Segment Open

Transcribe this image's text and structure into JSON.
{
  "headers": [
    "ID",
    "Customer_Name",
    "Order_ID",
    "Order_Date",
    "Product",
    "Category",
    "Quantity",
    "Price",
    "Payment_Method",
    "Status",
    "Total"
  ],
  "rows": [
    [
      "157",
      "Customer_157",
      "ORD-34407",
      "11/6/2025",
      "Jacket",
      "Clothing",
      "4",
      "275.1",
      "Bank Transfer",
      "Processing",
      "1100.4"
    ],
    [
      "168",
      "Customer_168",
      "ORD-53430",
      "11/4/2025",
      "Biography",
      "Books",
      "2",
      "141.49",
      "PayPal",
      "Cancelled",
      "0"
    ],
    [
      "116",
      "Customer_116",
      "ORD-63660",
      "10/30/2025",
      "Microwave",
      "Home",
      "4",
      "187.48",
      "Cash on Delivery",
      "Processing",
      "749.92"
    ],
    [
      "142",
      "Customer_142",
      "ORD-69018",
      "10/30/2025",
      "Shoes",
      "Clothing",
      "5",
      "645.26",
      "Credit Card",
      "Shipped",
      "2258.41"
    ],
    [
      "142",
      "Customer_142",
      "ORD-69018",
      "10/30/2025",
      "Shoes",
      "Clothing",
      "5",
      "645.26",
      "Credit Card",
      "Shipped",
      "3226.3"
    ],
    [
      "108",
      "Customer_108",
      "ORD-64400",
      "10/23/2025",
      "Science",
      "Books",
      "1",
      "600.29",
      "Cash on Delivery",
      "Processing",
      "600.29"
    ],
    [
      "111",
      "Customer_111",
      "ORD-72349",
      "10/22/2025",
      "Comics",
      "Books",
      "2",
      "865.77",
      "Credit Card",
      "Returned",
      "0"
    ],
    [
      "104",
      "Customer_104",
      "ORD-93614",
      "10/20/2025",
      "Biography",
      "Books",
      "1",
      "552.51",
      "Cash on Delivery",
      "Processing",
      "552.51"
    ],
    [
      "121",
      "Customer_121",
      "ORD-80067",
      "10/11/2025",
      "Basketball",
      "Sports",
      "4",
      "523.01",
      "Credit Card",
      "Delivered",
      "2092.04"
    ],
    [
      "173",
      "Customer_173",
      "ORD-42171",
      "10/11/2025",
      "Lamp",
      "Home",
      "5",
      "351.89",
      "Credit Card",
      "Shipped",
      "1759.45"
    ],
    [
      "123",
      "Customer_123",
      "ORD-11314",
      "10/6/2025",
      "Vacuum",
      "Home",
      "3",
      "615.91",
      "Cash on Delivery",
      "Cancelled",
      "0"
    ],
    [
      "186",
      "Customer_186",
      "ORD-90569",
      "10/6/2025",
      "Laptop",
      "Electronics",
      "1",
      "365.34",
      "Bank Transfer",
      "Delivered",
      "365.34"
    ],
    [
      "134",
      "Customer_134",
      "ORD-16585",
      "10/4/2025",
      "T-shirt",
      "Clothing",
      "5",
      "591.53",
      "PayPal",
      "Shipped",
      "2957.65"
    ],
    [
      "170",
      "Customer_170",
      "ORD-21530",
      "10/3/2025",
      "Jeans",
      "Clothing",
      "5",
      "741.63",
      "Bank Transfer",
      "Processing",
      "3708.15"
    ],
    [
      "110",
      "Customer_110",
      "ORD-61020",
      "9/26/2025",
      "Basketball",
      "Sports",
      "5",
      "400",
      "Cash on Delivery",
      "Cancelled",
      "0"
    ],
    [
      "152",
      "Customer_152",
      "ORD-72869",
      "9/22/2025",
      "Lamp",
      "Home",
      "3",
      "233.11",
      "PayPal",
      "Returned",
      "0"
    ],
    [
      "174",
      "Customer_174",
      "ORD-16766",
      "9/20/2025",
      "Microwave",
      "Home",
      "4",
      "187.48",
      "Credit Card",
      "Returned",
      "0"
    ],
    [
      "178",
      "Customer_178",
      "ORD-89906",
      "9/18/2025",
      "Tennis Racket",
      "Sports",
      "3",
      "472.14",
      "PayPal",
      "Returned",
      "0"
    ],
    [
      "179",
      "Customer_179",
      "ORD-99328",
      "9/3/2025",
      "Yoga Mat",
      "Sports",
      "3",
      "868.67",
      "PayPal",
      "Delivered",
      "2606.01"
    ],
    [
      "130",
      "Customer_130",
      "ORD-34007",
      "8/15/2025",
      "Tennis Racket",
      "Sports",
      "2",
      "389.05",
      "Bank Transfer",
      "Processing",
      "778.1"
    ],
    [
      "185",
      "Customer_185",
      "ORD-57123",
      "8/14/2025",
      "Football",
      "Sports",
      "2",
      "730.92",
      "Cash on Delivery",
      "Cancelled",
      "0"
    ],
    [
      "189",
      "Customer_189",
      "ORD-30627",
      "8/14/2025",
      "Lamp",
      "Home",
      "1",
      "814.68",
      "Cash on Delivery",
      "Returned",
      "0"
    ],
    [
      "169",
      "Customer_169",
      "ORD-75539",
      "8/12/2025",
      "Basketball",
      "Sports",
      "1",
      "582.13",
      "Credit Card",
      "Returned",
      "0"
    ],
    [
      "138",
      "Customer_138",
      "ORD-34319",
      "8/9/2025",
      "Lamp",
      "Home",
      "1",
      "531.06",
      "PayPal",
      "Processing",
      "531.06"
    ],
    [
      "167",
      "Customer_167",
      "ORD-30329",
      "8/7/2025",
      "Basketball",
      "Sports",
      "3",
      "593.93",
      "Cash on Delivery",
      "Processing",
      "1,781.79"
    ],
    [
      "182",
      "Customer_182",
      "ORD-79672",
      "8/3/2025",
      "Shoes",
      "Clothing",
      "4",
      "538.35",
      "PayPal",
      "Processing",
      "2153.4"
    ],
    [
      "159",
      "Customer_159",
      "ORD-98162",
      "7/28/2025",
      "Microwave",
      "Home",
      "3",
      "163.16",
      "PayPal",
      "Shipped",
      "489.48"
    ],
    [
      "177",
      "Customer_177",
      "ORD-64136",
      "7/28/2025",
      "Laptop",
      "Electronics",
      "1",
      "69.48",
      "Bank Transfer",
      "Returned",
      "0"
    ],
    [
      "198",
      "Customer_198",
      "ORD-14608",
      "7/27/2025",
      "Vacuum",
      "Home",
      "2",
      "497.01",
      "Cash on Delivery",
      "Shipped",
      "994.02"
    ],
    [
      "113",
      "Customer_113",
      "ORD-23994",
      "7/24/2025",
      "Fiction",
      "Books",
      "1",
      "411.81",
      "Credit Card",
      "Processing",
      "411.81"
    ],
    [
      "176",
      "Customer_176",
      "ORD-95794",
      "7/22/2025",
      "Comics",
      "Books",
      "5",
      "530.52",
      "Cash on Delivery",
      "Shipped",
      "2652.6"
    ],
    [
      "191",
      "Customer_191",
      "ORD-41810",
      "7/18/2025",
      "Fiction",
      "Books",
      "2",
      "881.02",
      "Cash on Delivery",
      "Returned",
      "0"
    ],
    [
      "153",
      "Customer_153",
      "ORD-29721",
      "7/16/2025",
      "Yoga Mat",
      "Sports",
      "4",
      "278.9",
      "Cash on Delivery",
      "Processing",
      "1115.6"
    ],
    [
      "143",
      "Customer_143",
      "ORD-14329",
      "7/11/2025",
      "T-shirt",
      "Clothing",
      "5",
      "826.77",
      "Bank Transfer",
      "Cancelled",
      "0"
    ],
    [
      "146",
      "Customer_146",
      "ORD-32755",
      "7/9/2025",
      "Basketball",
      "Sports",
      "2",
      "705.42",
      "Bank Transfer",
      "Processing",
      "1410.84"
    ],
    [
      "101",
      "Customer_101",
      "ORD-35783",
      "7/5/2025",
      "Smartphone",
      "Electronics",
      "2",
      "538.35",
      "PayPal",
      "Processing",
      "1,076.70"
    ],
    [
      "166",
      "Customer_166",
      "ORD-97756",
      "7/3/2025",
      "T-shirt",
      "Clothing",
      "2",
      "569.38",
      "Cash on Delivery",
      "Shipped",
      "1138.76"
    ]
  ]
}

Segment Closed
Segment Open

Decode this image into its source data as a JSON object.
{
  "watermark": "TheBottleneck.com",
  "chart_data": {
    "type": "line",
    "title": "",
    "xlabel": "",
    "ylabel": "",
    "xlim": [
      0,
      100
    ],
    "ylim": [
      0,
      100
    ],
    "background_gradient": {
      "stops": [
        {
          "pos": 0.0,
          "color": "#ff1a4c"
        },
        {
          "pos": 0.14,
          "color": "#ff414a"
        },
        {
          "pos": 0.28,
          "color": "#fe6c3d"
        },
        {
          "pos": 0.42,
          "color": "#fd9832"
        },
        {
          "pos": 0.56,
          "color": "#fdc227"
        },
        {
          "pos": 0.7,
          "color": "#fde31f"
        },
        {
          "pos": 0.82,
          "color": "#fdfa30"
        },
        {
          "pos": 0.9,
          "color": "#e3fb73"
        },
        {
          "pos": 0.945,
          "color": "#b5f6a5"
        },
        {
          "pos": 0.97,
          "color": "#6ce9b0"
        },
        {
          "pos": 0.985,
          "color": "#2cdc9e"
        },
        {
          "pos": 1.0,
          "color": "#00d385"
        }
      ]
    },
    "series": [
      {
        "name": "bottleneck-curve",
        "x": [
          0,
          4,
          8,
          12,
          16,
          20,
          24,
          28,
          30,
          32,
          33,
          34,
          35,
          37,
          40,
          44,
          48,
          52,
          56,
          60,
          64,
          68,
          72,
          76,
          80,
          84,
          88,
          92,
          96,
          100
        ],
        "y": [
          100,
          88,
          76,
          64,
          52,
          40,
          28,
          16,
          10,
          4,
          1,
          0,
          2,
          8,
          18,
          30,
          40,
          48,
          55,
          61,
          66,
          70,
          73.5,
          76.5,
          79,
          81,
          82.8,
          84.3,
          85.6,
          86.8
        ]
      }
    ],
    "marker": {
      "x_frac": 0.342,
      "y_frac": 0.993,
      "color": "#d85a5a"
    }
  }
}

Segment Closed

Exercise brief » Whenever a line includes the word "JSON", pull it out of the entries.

Exercise solution »
Transcribe this image's text and structure into JSON.
Decode this image into its source data as a JSON object.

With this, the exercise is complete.